• _Exercise details_
Write down each entry again, exactly as it reads.

^^^^^^^^^^^^^^^^

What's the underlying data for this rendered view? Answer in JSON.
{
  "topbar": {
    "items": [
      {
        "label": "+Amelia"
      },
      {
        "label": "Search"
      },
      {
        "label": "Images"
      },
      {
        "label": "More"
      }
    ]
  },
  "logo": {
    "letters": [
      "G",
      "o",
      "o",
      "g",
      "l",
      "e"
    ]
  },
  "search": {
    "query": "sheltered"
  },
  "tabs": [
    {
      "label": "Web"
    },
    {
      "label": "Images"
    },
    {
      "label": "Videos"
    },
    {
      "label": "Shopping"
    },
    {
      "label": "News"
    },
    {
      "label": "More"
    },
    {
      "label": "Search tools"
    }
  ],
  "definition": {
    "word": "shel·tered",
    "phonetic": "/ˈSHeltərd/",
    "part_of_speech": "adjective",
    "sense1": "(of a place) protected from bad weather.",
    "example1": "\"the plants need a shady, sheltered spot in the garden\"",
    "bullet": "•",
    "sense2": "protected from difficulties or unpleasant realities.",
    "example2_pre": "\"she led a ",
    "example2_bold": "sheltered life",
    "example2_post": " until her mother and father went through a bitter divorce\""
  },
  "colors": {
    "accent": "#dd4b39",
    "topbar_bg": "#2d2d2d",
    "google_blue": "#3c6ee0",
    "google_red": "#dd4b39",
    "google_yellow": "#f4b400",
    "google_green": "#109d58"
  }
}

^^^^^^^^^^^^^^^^

• _Your solution_
What's the underlying data for this rendered view? Answer in JSON.
{
  "topbar": {
    "items": [
      {
        "label": "+Amelia"
      },
      {
        "label": "Search"
      },
      {
        "label": "Images"
      },
      {
        "label": "More"
      }
    ]
  },
  "logo": {
    "letters": [
      "G",
      "o",
      "o",
      "g",
      "l",
      "e"
    ]
  },
  "search": {
    "query": "sheltered"
  },
  "tabs": [
    {
      "label": "Web"
    },
    {
      "label": "Images"
    },
    {
      "label": "Videos"
    },
    {
      "label": "Shopping"
    },
    {
      "label": "News"
    },
    {
      "label": "More"
    },
    {
      "label": "Search tools"
    }
  ],
  "definition": {
    "word": "shel·tered",
    "phonetic": "/ˈSHeltərd/",
    "part_of_speech": "adjective",
    "sense1": "(of a place) protected from bad weather.",
    "example1": "\"the plants need a shady, sheltered spot in the garden\"",
    "bullet": "•",
    "sense2": "protected from difficulties or unpleasant realities.",
    "example2_pre": "\"she led a ",
    "example2_bold": "sheltered life",
    "example2_post": " until her mother and father went through a bitter divorce\""
  },
  "colors": {
    "accent": "#dd4b39",
    "topbar_bg": "#2d2d2d",
    "google_blue": "#3c6ee0",
    "google_red": "#dd4b39",
    "google_yellow": "#f4b400",
    "google_green": "#109d58"
  }
}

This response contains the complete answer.